In addition to my old components, I decided to use the ADAU1467 and the AD1397 codec companion - which fit quite well and have enough processing power for my application (mainly crossover and equalization functionality).
Of course, I had also to add a CPU for controlling the DSP and providing a graphical user interface that the user will be able to control and monitor the filters and amplifier status at any time. The STM32F407 CPU added to the board and also a low cost 3,5" LCD with embedded touch and SPI communication that I have already used in many project in the past.
For the analog amplifier I used quite the same design that flawless worked for 25 years with few minor improvements. The design is based on 2SK176/2SJ56 MOSFETs which are hard to find those day since the production from HITACHI stopped about 20 years ago but may alternatives are also available. The board is supplied from a 65V symmetrical power supply and also a relay has been added in the output that is controlled by the digital board. Following the power amplifier schematic:
The digital part is based on Analog Devices ADAU1467 a 32bit/200MHz automotive audio processor, supporting up to 12 serial inputs and 12 outputs. In our case we will use 6 outputs - one for each amplifier channel - 4 inputs, two for the single ended input and 2 for the balanced, and the SPDIF input for the TOSLINK optical interface.
A basic DSP software has been prepped using the SigmaStudio tool from AD without writing any DSP code.
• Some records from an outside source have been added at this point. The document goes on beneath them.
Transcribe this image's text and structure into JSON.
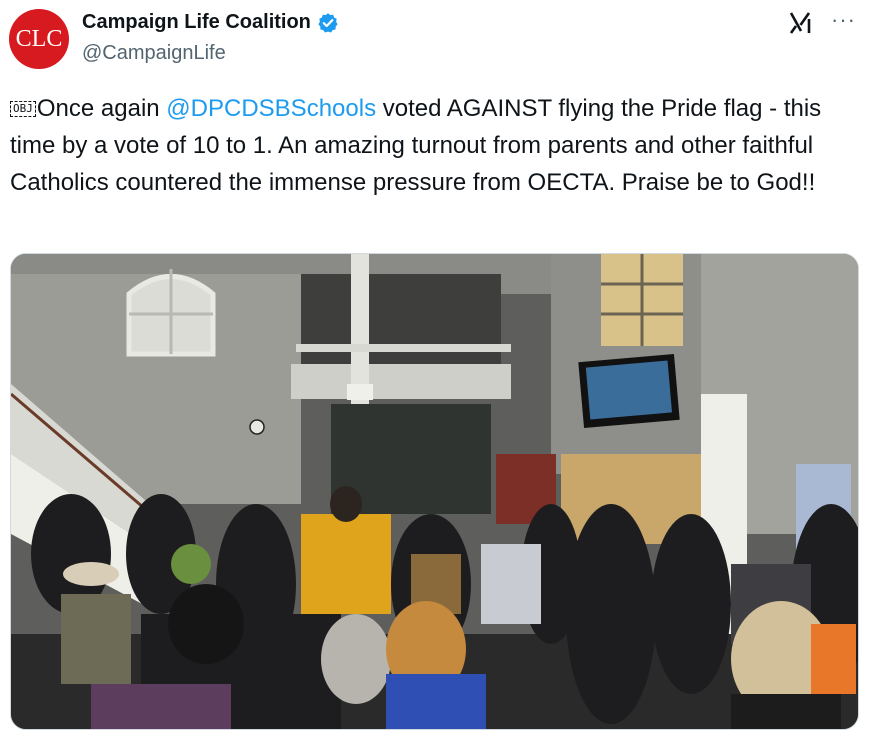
{
  "author": {
    "avatar_text": "CLC",
    "display_name": "Campaign Life Coalition",
    "handle": "@CampaignLife",
    "verified": true
  },
  "icons": {
    "grok": "grok-icon",
    "more": "more-icon",
    "verified": "verified-badge-icon"
  },
  "tweet": {
    "obj_glyph": "OBJ",
    "text_before": "Once again ",
    "mention": "@DPCDSBSchools",
    "text_after": " voted AGAINST flying the Pride flag - this time by a vote of 10 to 1. An amazing turnout from parents and other faithful Catholics countered the immense pressure from OECTA. Praise be to God!!"
  },
  "more_label": "···",
  "colors": {
    "avatar_bg": "#d71920",
    "link": "#1d9bf0",
    "verified": "#1d9bf0",
    "secondary_text": "#536471"
  }
}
The major blocks are displayed in the following diagram, of course the are many thinks that can be added in the feature - such as automated equalization:
Luckily building and powering up the boards shows no major issue, only few component adjustments were needed for bringing to life the amplifier. Even though, there are some improvements that are still pending or that may be considered in the future.
* The software can support automated equalization, ie downloading frequency response from a reference microphone the DSP can adapt the filters to improve sound quality.
* Changing the interface from the control board to amplifier modules from single-ended to differential or digital/SPDIF
* Each channel has a separate power supply module so no common ground to all modules except the DSP board, so noise traveling from ground to ground. Can be fixed from the previous point but for now I have order few audio transformers to isolate the channels.
* Separate power supplies for analog and digital signal in controller board. Although the noise seems quite low using LDOs for digital parts increasing the temperature on LDOs, perhaps switching supplies can be used for digital parts and LDOs only for analog.